(Eventually) I stopped caring about timelines, expectations,
deadlines, judgement and failures
Submitted by Melissa Murphy
Thirty! For such a seemingly small number, it is, in actuality, a milestone we must all dauntingly endure. For many, we become so obsessed with the notion of what 30 represents, that we lose sight of the things that make us quintessentially unique.
We live under the guise that by this remarkable age our lives should fit into the format society has created for us. At 30, tertiary education should be a thing of the past, a booming career within our grasp, a spouse just ahead, with children just over the horizon. And although this does reflect the reality of some, it certainly does not for most.
From personal experience: 30 for exactly 30 days, part-time menial job, halfway through a Bachelor’s in English, the aforementioned is a far cry from my reality. To fix this, when I turned 29 my goal was to somehow complete a degree, find the job of my dreams, and while I was at it maybe throw in a husband, all within 365 days. There was no way this could end badly.
In my eyes, my future seemed bleak, my dreams unattainable, until I began to change my inner dialogue.
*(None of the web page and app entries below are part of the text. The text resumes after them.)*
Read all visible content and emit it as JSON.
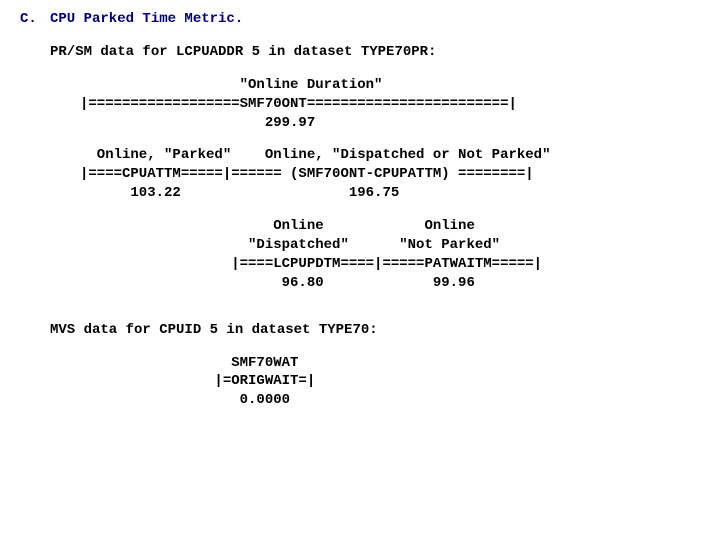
{
  "section": {
    "marker": "C.",
    "title": "CPU Parked Time Metric."
  },
  "prsm_heading": "PR/SM data for LCPUADDR 5 in dataset TYPE70PR:",
  "diag1": {
    "l1": "                   \"Online Duration\"",
    "l2": "|==================SMF70ONT========================|",
    "l3": "                      299.97"
  },
  "diag2": {
    "l1": "  Online, \"Parked\"    Online, \"Dispatched or Not Parked\"",
    "l2": "|====CPUATTM=====|====== (SMF70ONT-CPUPATTM) ========|",
    "l3": "      103.22                    196.75"
  },
  "diag3": {
    "l1": "                       Online            Online",
    "l2": "                    \"Dispatched\"      \"Not Parked\"",
    "l3": "                  |====LCPUPDTM====|=====PATWAITM=====|",
    "l4": "                        96.80             99.96"
  },
  "mvs_heading": "MVS data for CPUID 5 in dataset TYPE70:",
  "diag4": {
    "l1": "                  SMF70WAT",
    "l2": "                |=ORIGWAIT=|",
    "l3": "                   0.0000"
  },
  "chart_data": {
    "type": "table",
    "title": "CPU Parked Time Metric — PR/SM and MVS breakdown for LCPUADDR/CPUID 5",
    "metrics": [
      {
        "name": "SMF70ONT (Online Duration)",
        "value": 299.97
      },
      {
        "name": "CPUATTM (Online, Parked)",
        "value": 103.22
      },
      {
        "name": "SMF70ONT - CPUPATTM (Online, Dispatched or Not Parked)",
        "value": 196.75
      },
      {
        "name": "LCPUPDTM (Online, Dispatched)",
        "value": 96.8
      },
      {
        "name": "PATWAITM (Online, Not Parked)",
        "value": 99.96
      },
      {
        "name": "SMF70WAT / ORIGWAIT",
        "value": 0.0
      }
    ]
  }
}
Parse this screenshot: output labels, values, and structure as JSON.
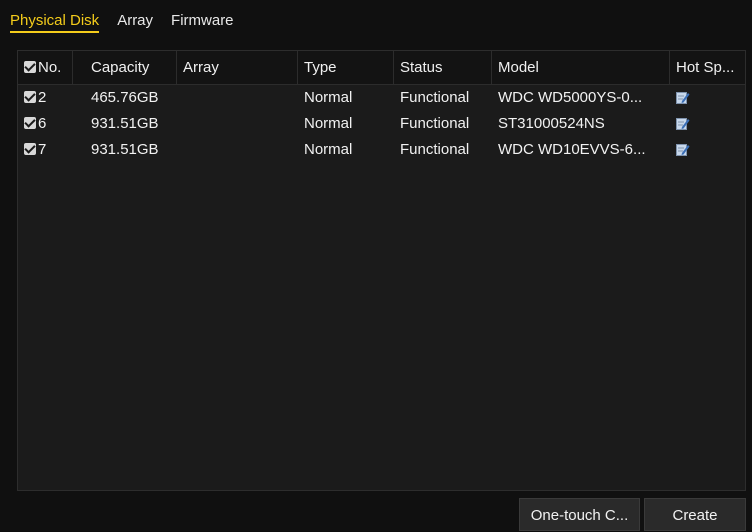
{
  "tabs": [
    {
      "label": "Physical Disk",
      "active": true
    },
    {
      "label": "Array",
      "active": false
    },
    {
      "label": "Firmware",
      "active": false
    }
  ],
  "table": {
    "columns": [
      "No.",
      "Capacity",
      "Array",
      "Type",
      "Status",
      "Model",
      "Hot Sp..."
    ],
    "header_checked": true,
    "rows": [
      {
        "checked": true,
        "no": "2",
        "capacity": "465.76GB",
        "array": "",
        "type": "Normal",
        "status": "Functional",
        "model": "WDC WD5000YS-0...",
        "hot_spare_icon": "edit-icon"
      },
      {
        "checked": true,
        "no": "6",
        "capacity": "931.51GB",
        "array": "",
        "type": "Normal",
        "status": "Functional",
        "model": "ST31000524NS",
        "hot_spare_icon": "edit-icon"
      },
      {
        "checked": true,
        "no": "7",
        "capacity": "931.51GB",
        "array": "",
        "type": "Normal",
        "status": "Functional",
        "model": "WDC WD10EVVS-6...",
        "hot_spare_icon": "edit-icon"
      }
    ]
  },
  "buttons": {
    "one_touch": "One-touch C...",
    "create": "Create"
  },
  "colors": {
    "accent": "#f4cc1b",
    "background": "#101010",
    "panel": "#1b1b1b"
  }
}
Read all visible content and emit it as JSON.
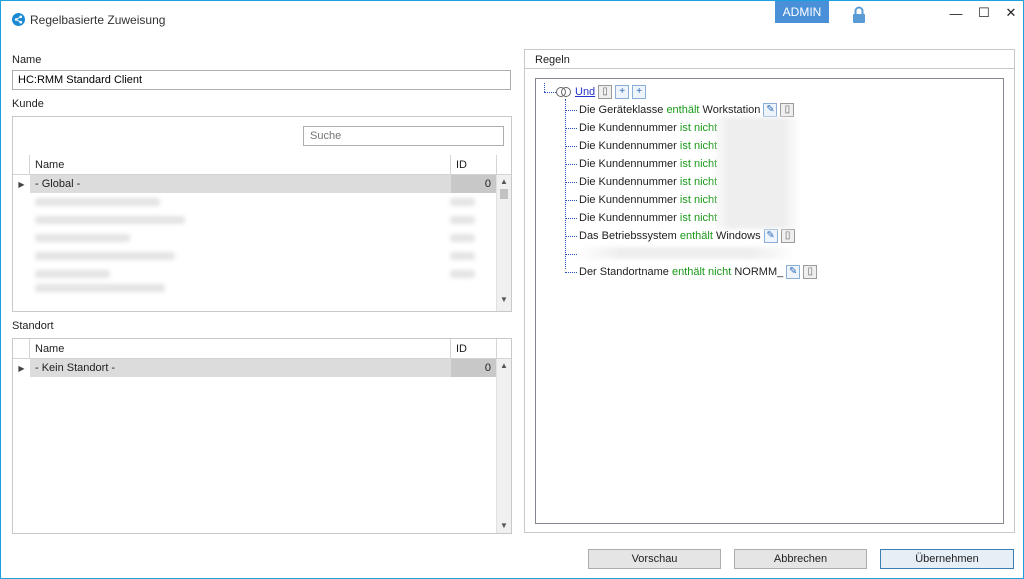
{
  "window": {
    "title": "Regelbasierte Zuweisung",
    "badge": "ADMIN",
    "controls": {
      "minimize": "—",
      "maximize": "☐",
      "close": "✕"
    }
  },
  "form": {
    "name_label": "Name",
    "name_value": "HC:RMM Standard Client",
    "kunde_label": "Kunde",
    "search_placeholder": "Suche",
    "standort_label": "Standort"
  },
  "kunde_grid": {
    "columns": {
      "name": "Name",
      "id": "ID"
    },
    "selected_row": {
      "name": "- Global -",
      "id": "0"
    }
  },
  "standort_grid": {
    "columns": {
      "name": "Name",
      "id": "ID"
    },
    "selected_row": {
      "name": "- Kein Standort -",
      "id": "0"
    }
  },
  "rules": {
    "label": "Regeln",
    "root": "Und",
    "items": [
      {
        "subject": "Die Geräteklasse",
        "op": "enthält",
        "value": "Workstation"
      },
      {
        "subject": "Die Kundennummer",
        "op": "ist nicht",
        "value": ""
      },
      {
        "subject": "Die Kundennummer",
        "op": "ist nicht",
        "value": ""
      },
      {
        "subject": "Die Kundennummer",
        "op": "ist nicht",
        "value": ""
      },
      {
        "subject": "Die Kundennummer",
        "op": "ist nicht",
        "value": ""
      },
      {
        "subject": "Die Kundennummer",
        "op": "ist nicht",
        "value": ""
      },
      {
        "subject": "Die Kundennummer",
        "op": "ist nicht",
        "value": ""
      },
      {
        "subject": "Das Betriebssystem",
        "op": "enthält",
        "value": "Windows"
      },
      {
        "subject": "Der Standortname",
        "op": "enthält nicht",
        "value": "NORMM_"
      }
    ]
  },
  "buttons": {
    "preview": "Vorschau",
    "cancel": "Abbrechen",
    "apply": "Übernehmen"
  },
  "colors": {
    "accent": "#1ba1e2",
    "badge": "#4a90d9",
    "operator": "#1a9a1a",
    "tree_line": "#2a52be"
  }
}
By questioning the idea of “happiness” and “self-fulfillment” in relation to my life, I began to realize that I had much to be grateful for.
Although I was a few years away from the life I envisioned for myself, I was living. My days were spent focused on what I love (English), while my leisure time was mostly spent surrounded by my loved ones. But most importantly, I was beginning to love myself in a way that I had never done before. I was so focused on fitting into what I believed life at this age should mimic that I began to feel like a square peg being forced into a round hole. And every time I changed aspects of myself to fit this mould I slowly began to lose facets of myself that I loved: personal characteristics that I hid because I never saw the beauty in them.
So I stopped caring about timelines, expectations, deadlines, judgement and failures and began to compile questions I wished I’d known more about by the time I turned 30 (topics and answers I hope to share in later posts) rather than the things I failed to accomplish. I understood that a life worth living came with questions, indecisiveness, risks, and most importantly, failure. And with every hurdle and every obstacle I endured, I learnt a bit more about myself, and in turn began to love my journey, my story, a little more. I began to understand that life wasn’t about living for anyone but me.
Embrace The Journey—Alex Elle.
“Enjoy the Journey: There are moments when it’s best to quiet our worries and fears and just be. Enjoy the moments, live for today. Embrace, cherish and absorb the time we are given. Take it all in as it comes, rain + shine. We must have faith in our journey. We may not always think we’re travelling in the right direction, but trust in the fact that you are where you are supposed to be.”
Melissa Murphy is 30 and well on her way to a Bachelor’s degree in English Literature, with a Minor in Professional Writing at Concordia University. She hopes it will lead to her career of choice: Book Publisher/Editor (ideally Caribbean based).